A major sheep and cattle station will be converted into a national park to protect vital wetlands and bird habitat in outback NSW.

The state government has bought three stations, collectively known as Comeroo, northwest of Bourke to turn into a park spanning more than 37,000 hectares.

The area includes alluvial floodplains and other wetlands, including Yantabulla Swamp, which hosts thousands of waterbirds.

Threatened species expected to benefit from the protected area include the stripe-faced dunnart, black-breasted buzzard and the pink cockatoo.

NSW Environment Minister Penny Sharpe said the park would protect vital wetlands and some of Australia’s best waterbird breeding sites.

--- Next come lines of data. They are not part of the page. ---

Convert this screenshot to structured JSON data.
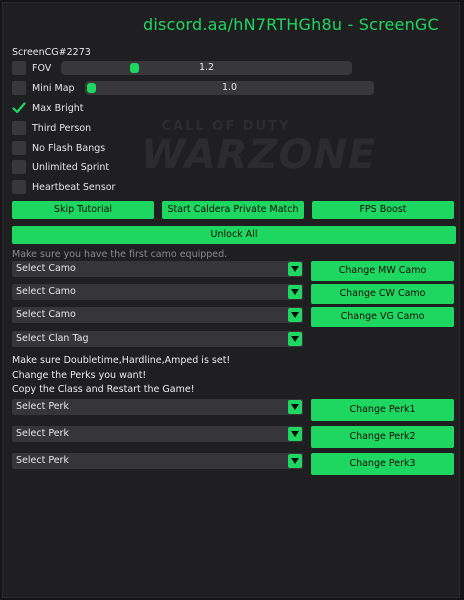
{
  "title": "discord.aa/hN7RTHGh8u - ScreenGC",
  "watermark": {
    "line1": "CALL OF DUTY",
    "line2": "WARZONE"
  },
  "user_label": "ScreenCG#2273",
  "options": {
    "fov": {
      "label": "FOV",
      "checked": false,
      "slider_value": "1.2",
      "slider_level": 0.24
    },
    "mini_map": {
      "label": "Mini Map",
      "checked": false,
      "slider_value": "1.0",
      "slider_level": 0.0
    },
    "max_bright": {
      "label": "Max Bright",
      "checked": true
    },
    "third_person": {
      "label": "Third Person",
      "checked": false
    },
    "no_flash": {
      "label": "No Flash Bangs",
      "checked": false
    },
    "unlimited_sprint": {
      "label": "Unlimited Sprint",
      "checked": false
    },
    "heartbeat": {
      "label": "Heartbeat Sensor",
      "checked": false
    }
  },
  "buttons": {
    "skip_tutorial": "Skip Tutorial",
    "caldera": "Start Caldera Private Match",
    "fps_boost": "FPS Boost",
    "unlock_all": "Unlock All"
  },
  "camo": {
    "hint": "Make sure you have the first camo equipped.",
    "select1": "Select Camo",
    "select2": "Select Camo",
    "select3": "Select Camo",
    "clan_tag": "Select Clan Tag",
    "btn_mw": "Change MW Camo",
    "btn_cw": "Change CW Camo",
    "btn_vg": "Change VG Camo"
  },
  "perks": {
    "note1": "Make sure Doubletime,Hardline,Amped is set!",
    "note2": "Change the Perks you want!",
    "note3": "Copy the Class and Restart the Game!",
    "select1": "Select Perk",
    "select2": "Select Perk",
    "select3": "Select Perk",
    "btn1": "Change Perk1",
    "btn2": "Change Perk2",
    "btn3": "Change Perk3"
  },
  "colors": {
    "accent": "#1ed760",
    "bg": "#1f1f22",
    "control": "#38383c"
  },
  "icons": {
    "check": "check-icon",
    "arrow": "triangle-down-icon"
  }
}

“Wetlands are some of the most endangered ecosystems on the planet, which is why this acquisition is so important,” she said.

The purchase, reportedly worth nearly $13 million, was funded by the state government with support from The Nature Conservancy.

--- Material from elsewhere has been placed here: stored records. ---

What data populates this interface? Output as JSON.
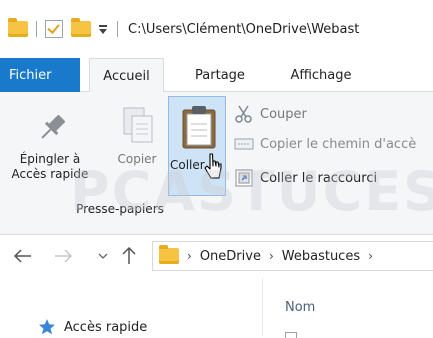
{
  "title_bar": {
    "path": "C:\\Users\\Clément\\OneDrive\\Webast"
  },
  "tabs": {
    "file": "Fichier",
    "home": "Accueil",
    "share": "Partage",
    "view": "Affichage"
  },
  "ribbon": {
    "pin_label_line1": "Épingler à",
    "pin_label_line2": "Accès rapide",
    "copy_label": "Copier",
    "paste_label": "Coller",
    "cut_label": "Couper",
    "copy_path_label": "Copier le chemin d'accè",
    "paste_shortcut_label": "Coller le raccourci",
    "group_label": "Presse-papiers"
  },
  "address": {
    "crumbs": [
      "OneDrive",
      "Webastuces"
    ]
  },
  "navigation": {
    "quick_access": "Accès rapide"
  },
  "file_list": {
    "name_header": "Nom"
  },
  "watermark": {
    "text": "PCASTUCES"
  },
  "colors": {
    "file_tab": "#1979ca",
    "folder": "#f6c342",
    "pin": "#5a86c7"
  }
}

Comeroo also contains important Indigenous cultural sites for the local Budjiti, Kunja, Gurnu-Barkandji and Muruwari people.

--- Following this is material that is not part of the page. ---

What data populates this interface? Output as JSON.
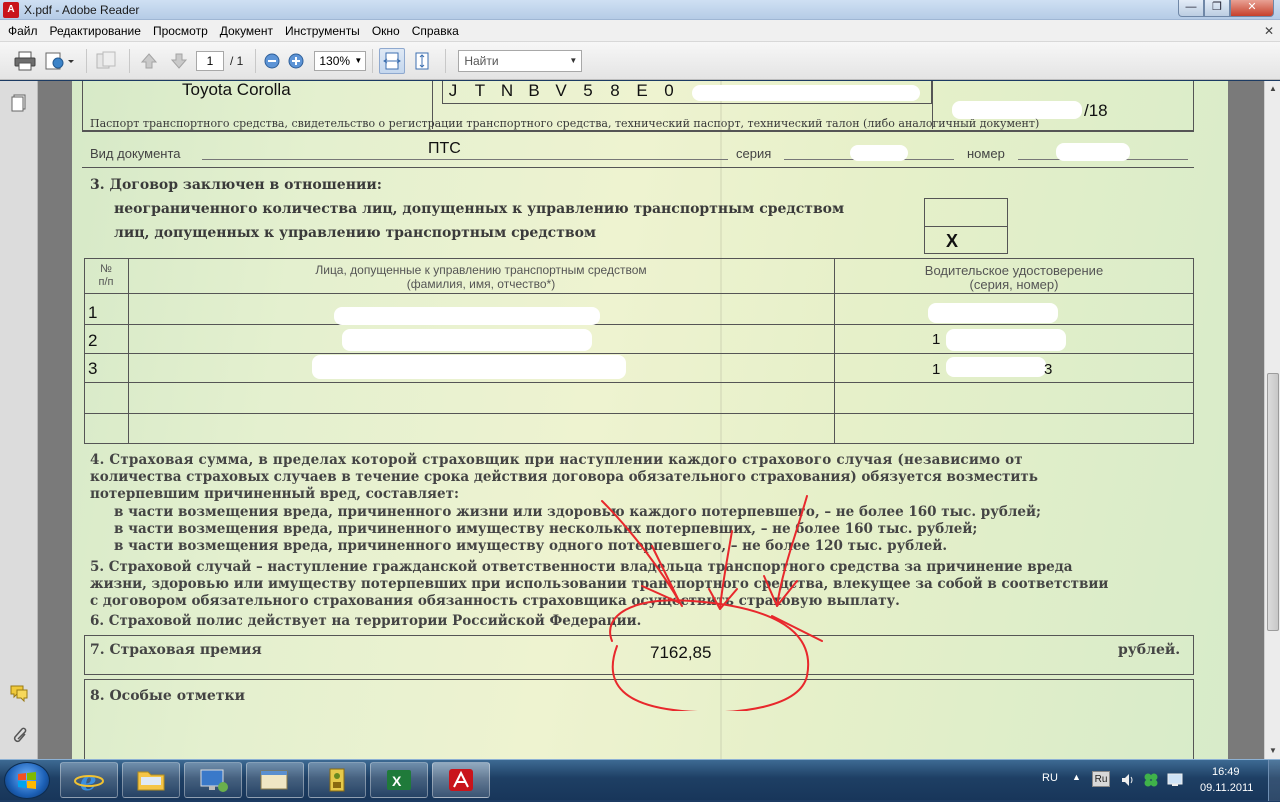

The national park is expected to be opened to the public in late 2024 after it has been formally established and named.